───── Exercise data ─────
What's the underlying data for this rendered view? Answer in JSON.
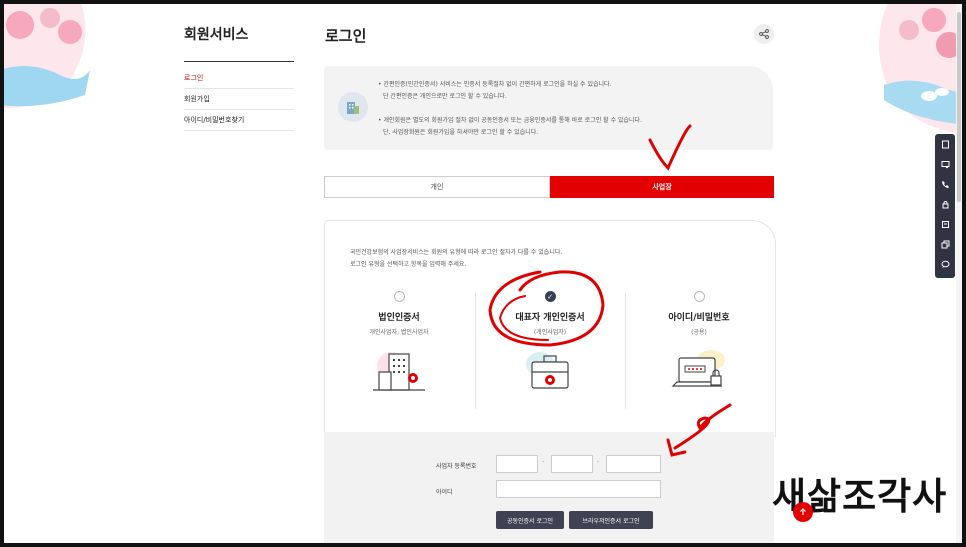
{
  "sidebar": {
    "title": "회원서비스",
    "items": [
      {
        "label": "로그인",
        "active": true
      },
      {
        "label": "회원가입",
        "active": false
      },
      {
        "label": "아이디/비밀번호찾기",
        "active": false
      }
    ]
  },
  "page": {
    "title": "로그인"
  },
  "notice": {
    "lines": [
      "• 간편인증(민간인증서) 서비스는 인증서 등록절차 없이 간편하게 로그인을 하실 수 있습니다.",
      "단 간편인증은 개인으로만 로그인 할 수 있습니다.",
      "• 개인회원은 별도의 회원가입 절차 없이 공동인증서 또는 금융인증서를 통해 바로 로그인 할 수 있습니다.",
      "단, 사업장회원은 회원가입을 하셔야만 로그인 할 수 있습니다."
    ]
  },
  "tabs": [
    {
      "label": "개인",
      "active": false
    },
    {
      "label": "사업장",
      "active": true
    }
  ],
  "panel": {
    "desc_lines": [
      "국민건강보험의 사업장서비스는 회원의 유형에 따라 로그인 절차가 다를 수 있습니다.",
      "로그인 유형을 선택하고 항목을 입력해 주세요."
    ],
    "options": [
      {
        "title": "법인인증서",
        "sub": "개인사업자, 법인사업자",
        "selected": false
      },
      {
        "title": "대표자 개인인증서",
        "sub": "(개인사업자)",
        "selected": true
      },
      {
        "title": "아이디/비밀번호",
        "sub": "(공용)",
        "selected": false
      }
    ]
  },
  "form": {
    "biz_label": "사업자 등록번호",
    "id_label": "아이디",
    "dash": "-",
    "btn_joint": "공동인증서 로그인",
    "btn_browser": "브라우저인증서 로그인"
  },
  "watermark": "새삶조각사",
  "colors": {
    "accent": "#e30000",
    "dark": "#3f4252",
    "annotation": "#e00000"
  },
  "quickmenu_icons": [
    "document-icon",
    "certificate-icon",
    "phone-icon",
    "lock-icon",
    "news-icon",
    "copy-icon",
    "chat-icon"
  ]
}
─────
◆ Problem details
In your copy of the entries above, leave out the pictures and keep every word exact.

◆ Your response
What's the underlying data for this rendered view? Answer in JSON.
{
  "sidebar": {
    "title": "회원서비스",
    "items": [
      {
        "label": "로그인",
        "active": true
      },
      {
        "label": "회원가입",
        "active": false
      },
      {
        "label": "아이디/비밀번호찾기",
        "active": false
      }
    ]
  },
  "page": {
    "title": "로그인"
  },
  "notice": {
    "lines": [
      "• 간편인증(민간인증서) 서비스는 인증서 등록절차 없이 간편하게 로그인을 하실 수 있습니다.",
      "단 간편인증은 개인으로만 로그인 할 수 있습니다.",
      "• 개인회원은 별도의 회원가입 절차 없이 공동인증서 또는 금융인증서를 통해 바로 로그인 할 수 있습니다.",
      "단, 사업장회원은 회원가입을 하셔야만 로그인 할 수 있습니다."
    ]
  },
  "tabs": [
    {
      "label": "개인",
      "active": false
    },
    {
      "label": "사업장",
      "active": true
    }
  ],
  "panel": {
    "desc_lines": [
      "국민건강보험의 사업장서비스는 회원의 유형에 따라 로그인 절차가 다를 수 있습니다.",
      "로그인 유형을 선택하고 항목을 입력해 주세요."
    ],
    "options": [
      {
        "title": "법인인증서",
        "sub": "개인사업자, 법인사업자",
        "selected": false
      },
      {
        "title": "대표자 개인인증서",
        "sub": "(개인사업자)",
        "selected": true
      },
      {
        "title": "아이디/비밀번호",
        "sub": "(공용)",
        "selected": false
      }
    ]
  },
  "form": {
    "biz_label": "사업자 등록번호",
    "id_label": "아이디",
    "dash": "-",
    "btn_joint": "공동인증서 로그인",
    "btn_browser": "브라우저인증서 로그인"
  },
  "watermark": "새삶조각사",
  "colors": {
    "accent": "#e30000",
    "dark": "#3f4252",
    "annotation": "#e00000"
  },
  "quickmenu_icons": [
    "document-icon",
    "certificate-icon",
    "phone-icon",
    "lock-icon",
    "news-icon",
    "copy-icon",
    "chat-icon"
  ]
}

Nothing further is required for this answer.